Articulated electric buses coming to campus this summer

Photo of an articulated bus parked on the side of a road in front of a tall building on a sunny day.
An articulated bus parked in front of the WARF Building on Walnut St. Photo: Jake Stottler, FP&M

You may have already spotted the shiny new buses winding their way through campus and the streets of Madison. Sightings will become more common, and you may even get a chance to take a ride as the new buses begin serving UW–Madison campus routes later this summer.

The impressive 60-foot articulated vehicles are longer than regular buses, with two sections connected by an accordion-like structure to maneuver around corners. They are part of the City of Madison’s all-electric fleet, which will serve the city’s new Bus Rapid Transit (BRT) routes.

The new buses are expected to become fully operational on campus circulator routes beginning in fall 2024.

Transportation Services, in partnership with UW–Madison and the City of Madison, has contributed to matching efforts to secure federal funding for the new buses. 

Photo of a group of people seated inside the articulated section of an articulated bus.
Interior view of the “accordion” section of an articulated bus. Photo: Jake Stottler, FP&M
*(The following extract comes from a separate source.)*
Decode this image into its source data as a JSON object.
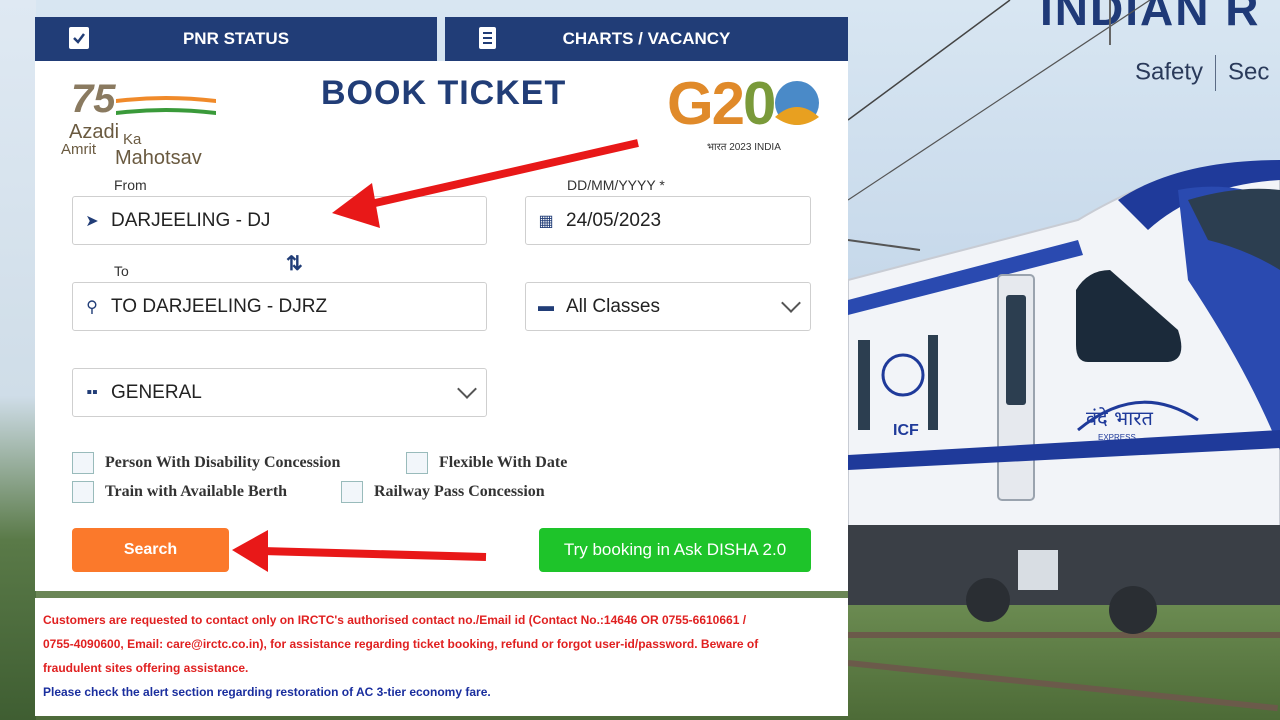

What is new about the articulated buses?

The new buses are fully electric, zero-emission vehicles. They will recharge at stations located at the Madison Metro bus depot. Additional recharging stations will be located throughout the city.

A regenerative braking system also recharges the batteries during operation by reclaiming the bus’s kinetic energy when the driver takes their foot off the accelerator.
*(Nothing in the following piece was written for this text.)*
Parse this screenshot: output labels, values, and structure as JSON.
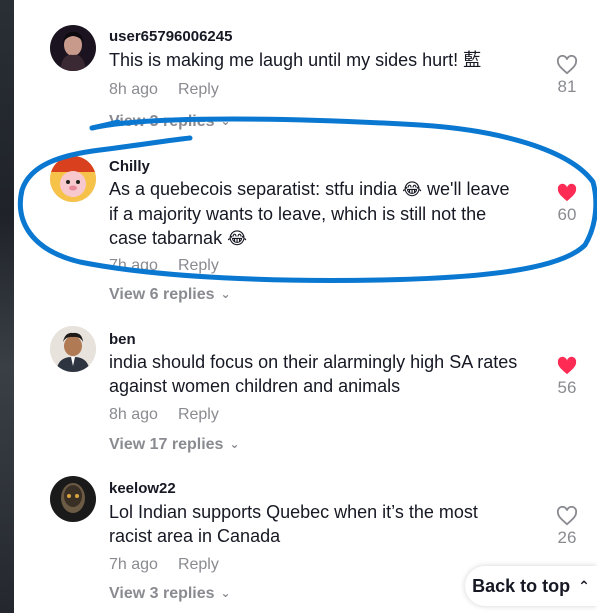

According to the manufacturer, a zero-emission bus can reduce greenhouse gas (GHG) emissions by 135 metric tons – equivalent to the emissions produced by a 40-foot clean-diesel bus each year.

Being battery-operated, the electric buses also run more quietly than traditional buses.
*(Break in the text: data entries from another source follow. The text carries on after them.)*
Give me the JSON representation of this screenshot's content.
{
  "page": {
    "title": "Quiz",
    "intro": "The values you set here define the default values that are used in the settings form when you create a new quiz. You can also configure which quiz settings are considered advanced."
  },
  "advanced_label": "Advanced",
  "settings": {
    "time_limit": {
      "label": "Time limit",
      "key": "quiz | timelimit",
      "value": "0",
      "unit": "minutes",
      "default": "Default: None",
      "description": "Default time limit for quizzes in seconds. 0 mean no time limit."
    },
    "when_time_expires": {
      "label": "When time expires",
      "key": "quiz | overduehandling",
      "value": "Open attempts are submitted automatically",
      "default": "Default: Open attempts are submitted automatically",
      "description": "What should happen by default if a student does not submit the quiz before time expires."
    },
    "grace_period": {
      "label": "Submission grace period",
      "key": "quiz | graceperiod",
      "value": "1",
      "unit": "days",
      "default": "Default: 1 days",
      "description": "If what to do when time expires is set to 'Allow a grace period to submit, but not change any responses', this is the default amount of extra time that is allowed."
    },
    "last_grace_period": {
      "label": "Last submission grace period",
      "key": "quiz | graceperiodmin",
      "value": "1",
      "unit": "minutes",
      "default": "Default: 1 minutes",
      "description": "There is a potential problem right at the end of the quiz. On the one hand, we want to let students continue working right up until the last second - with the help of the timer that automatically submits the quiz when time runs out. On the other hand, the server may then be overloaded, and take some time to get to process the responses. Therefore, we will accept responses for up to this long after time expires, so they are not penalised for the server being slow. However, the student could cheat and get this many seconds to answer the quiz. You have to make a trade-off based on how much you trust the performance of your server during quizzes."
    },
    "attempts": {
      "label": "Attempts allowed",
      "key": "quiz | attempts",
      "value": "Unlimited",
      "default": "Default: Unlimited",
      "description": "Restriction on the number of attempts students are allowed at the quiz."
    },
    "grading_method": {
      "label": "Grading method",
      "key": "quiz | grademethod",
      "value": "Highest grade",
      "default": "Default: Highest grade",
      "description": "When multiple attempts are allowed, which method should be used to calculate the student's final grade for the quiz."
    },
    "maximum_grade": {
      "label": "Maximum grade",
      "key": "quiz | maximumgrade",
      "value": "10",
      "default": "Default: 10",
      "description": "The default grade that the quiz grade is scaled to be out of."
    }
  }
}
Photo of female-presenting student in a mobility device stationed at a self-securement area in a Madison Metro Transit bus.
UW–Madison student Brelynn Bille tests out the self-securement space on a test ride in May. Photo courtesy of Shanae Meacham, City of Madison

Improved ADA accommodations

The buses are kneeling buses with wide doors and ramps for passengers with mobility devices. There will be two areas to accommodate wheelchairs, including a new self-service wheelchair securement space. 

More elbow room

According to Mick Rusch of Madison Metro Transit, the new buses can comfortably carry up to 120 passengers — approximately 40 more passengers than standard city buses.

The additional capacity is expected to alleviate strain on campus routes by reducing instances of drivers bypassing people waiting at stops because the bus is too full.  

What about the hairpin turn? 

Transportation Services is working closely with UW campus partners and Madison Metro to ensure the larger buses can safely navigate campus roadways. On a recent test drive, the driver successfully maneuvered around Route 80’s tight corners — including the hairpin turn on Observatory Drive.

Photo of the front end of an articulated bus taken from the perspective of the rear section as the bus turns a sharp corner.
View from the rear section of an articulated bus as it climbs the hill on Observatory Drive. Photo: Jake Stottler, FP&M

More information coming soon!

Details regarding bicycle transport, accessibility and tips for campus bus riders will be shared throughout the summer. Also follow Madison Metro Transit for updates.

Photo of an articulated bus stopped on a busy city street on the UW-Madison campus.
An articulated bus stops on W. Dayton Street during a test ride. Photo: Jake Stottler, FP&M

— by Lauren Hawley